Plaintiff Jeffrey Veches, represented by well-known plaintiff’s counsel, Jill Clark, alleged that he got in a car accident as he was en route to the pharmacy for treatment for his vasovagal syncope (“fainting”) (next time, consider a cab?). A Minneapolis police officer, showing up on the scene after an accident and suspecting Veches of drunk driving, was allegedly less than sensitive to Veches’ condition and even roughed Veches up.
Not only did Veches bring suit against the police officer. He brought suit against the medical care providers because, he alleged, they essentially bought into the police officer’s allegations that Veches was trouble (putting him in restraints) and allegedly covered up the police officer’s alleged attack on Veches.
Sound like medical malpractice to you? Me, neither. But…
the allegations, the Minnesota Court of Appeals held this week, still required an “affidavit of expert review” under Minnesota’s medical malpractice statute because the claim
against the health-care-provider respondents is based on the allegation that the doctors breached the duty of care they owed to appellant as their patient; failed to remove appellant’s restraints; failed to take appellant to his requested care center; and misrepresented information in their reports. The claims based on the restraints, transportation, and security at HCMC implicate medical judgment…
When in doubt, get an expert opinion (which, admittedly, can be easily said and impossible to do (which is the whole point of requiring them)).
The Veches opinion is also worth reading if readers wish to see how very few lawyers relate to judges. Clark challenged the presiding trial court judge, Hennepin County District Court Judge Lloyd B. Zimmerman, taking the position that he was “unable to handle any scrutiny or criticism,” that he held plaintiff’s counsel to “minor, minor details of litigation” (like deadlines), and that he allegedly violated ethical rules regarding “ex parte” communication.

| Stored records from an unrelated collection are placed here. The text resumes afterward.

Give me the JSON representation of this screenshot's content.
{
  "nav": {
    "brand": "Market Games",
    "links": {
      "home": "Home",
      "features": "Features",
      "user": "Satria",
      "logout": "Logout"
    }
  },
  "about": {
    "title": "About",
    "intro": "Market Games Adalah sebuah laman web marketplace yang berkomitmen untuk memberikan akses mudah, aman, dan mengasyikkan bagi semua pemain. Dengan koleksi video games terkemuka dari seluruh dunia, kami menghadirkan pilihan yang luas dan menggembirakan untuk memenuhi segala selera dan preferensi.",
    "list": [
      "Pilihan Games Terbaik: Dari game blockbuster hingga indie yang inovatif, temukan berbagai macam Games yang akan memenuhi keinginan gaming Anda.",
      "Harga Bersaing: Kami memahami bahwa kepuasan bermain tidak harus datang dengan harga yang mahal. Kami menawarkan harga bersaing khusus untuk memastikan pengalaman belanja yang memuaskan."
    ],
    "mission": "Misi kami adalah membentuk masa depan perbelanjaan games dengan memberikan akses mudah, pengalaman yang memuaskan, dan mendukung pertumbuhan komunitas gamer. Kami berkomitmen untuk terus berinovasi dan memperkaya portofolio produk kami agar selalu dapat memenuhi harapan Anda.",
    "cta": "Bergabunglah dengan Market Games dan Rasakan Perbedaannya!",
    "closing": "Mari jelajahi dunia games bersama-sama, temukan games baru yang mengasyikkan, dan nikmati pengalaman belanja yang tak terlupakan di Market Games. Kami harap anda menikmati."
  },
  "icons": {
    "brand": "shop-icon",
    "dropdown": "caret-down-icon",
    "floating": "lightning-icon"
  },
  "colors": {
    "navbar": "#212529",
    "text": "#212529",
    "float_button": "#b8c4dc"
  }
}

Clark’s challenge to Judge Zimmerman failed (though she was successful in getting a sanction against her reversed).
(Reputations are often expressed in terms of precious metals (sterling, golden, platinum, and so on). The most precious metal of them all is reputed to be rhodium though there are more than a few who value zimmermanium even ahead of that.))